It is most unfortunate that my country’s government has treated women and mothers like this for 40 years. In this land, we have stood against tyranny, striving for freedom, life, and even to be with our husbands and children.
I am glad that for the sake of humanity and dignity, men and women like you are the voice of these women and mothers behind bars.
You have stood in front of my country’s embassy and have amplified the voice of a mother who is living with the fear of losing her small child.
I would like you to know that the people of Iran are full of love, compassion, and humanity, and regardless of their religions or beliefs, they are committed to peace.
All your suffering at the hands of the Iranian government and the pain you are bearing deeply pains us.
In April 2016, Zaghari-Ratcliffe was arrested by the Islamic Revolutionary Guard Corps’ intelligence organization and ultimately sentenced to five years in prison under unspecified espionage charges.
An employee of the Thomson Reuters Foundation charity, she has been eligible for release since November 2017 based on Article 58 of Iran’s Islamic Penal Code, which states that courts can issue an order of conditional release after a convict has served one-third of their sentence.

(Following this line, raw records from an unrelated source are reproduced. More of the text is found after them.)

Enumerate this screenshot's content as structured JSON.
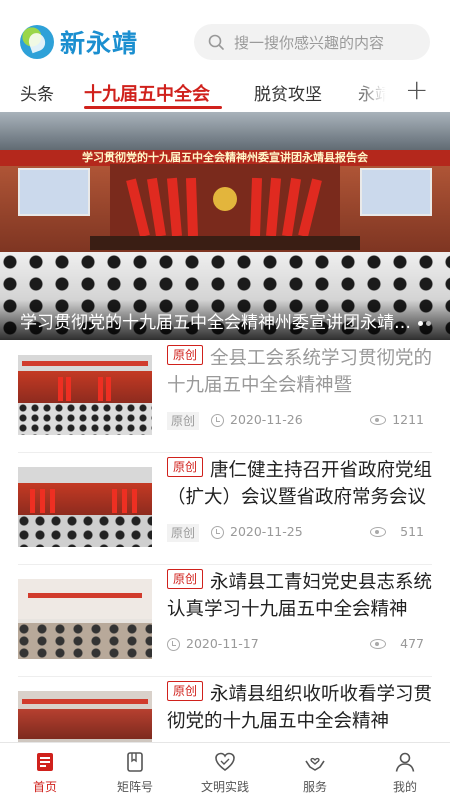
{
  "app": {
    "logo_text": "新永靖",
    "accent_color": "#d0211c",
    "logo_color": "#1b8fd0"
  },
  "search": {
    "placeholder": "搜一搜你感兴趣的内容",
    "icon": "search-icon"
  },
  "tabs": [
    {
      "label": "头条",
      "active": false
    },
    {
      "label": "十九届五中全会",
      "active": true
    },
    {
      "label": "脱贫攻坚",
      "active": false
    },
    {
      "label": "永靖",
      "active": false
    }
  ],
  "tabs_add_label": "+",
  "banner": {
    "slogan": "学习贯彻党的十九届五中全会精神州委宣讲团永靖县报告会",
    "caption": "学习贯彻党的十九届五中全会精神州委宣讲团永靖县报告会",
    "slide_count": 2,
    "active_slide": 1
  },
  "news": [
    {
      "tag": "原创",
      "title": "全县工会系统学习贯彻党的十九届五中全会精神暨",
      "source": "原创",
      "date": "2020-11-26",
      "views": "1211",
      "read": true
    },
    {
      "tag": "原创",
      "title": "唐仁健主持召开省政府党组（扩大）会议暨省政府常务会议",
      "source": "原创",
      "date": "2020-11-25",
      "views": "511",
      "read": false
    },
    {
      "tag": "原创",
      "title": "永靖县工青妇党史县志系统认真学习十九届五中全会精神",
      "source": "",
      "date": "2020-11-17",
      "views": "477",
      "read": false
    },
    {
      "tag": "原创",
      "title": "永靖县组织收听收看学习贯彻党的十九届五中全会精神",
      "source": "",
      "date": "",
      "views": "",
      "read": false
    }
  ],
  "bottom_nav": [
    {
      "label": "首页",
      "icon": "home-news-icon",
      "active": true
    },
    {
      "label": "矩阵号",
      "icon": "bookmark-icon",
      "active": false
    },
    {
      "label": "文明实践",
      "icon": "heart-icon",
      "active": false
    },
    {
      "label": "服务",
      "icon": "service-hands-icon",
      "active": false
    },
    {
      "label": "我的",
      "icon": "user-icon",
      "active": false
    }
  ]
}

In July 2018, a judge reportedly told Zaghari-Ratcliffe that she was being held as a bargaining chip by the Iranian government to convince London to pay Tehran an old debt.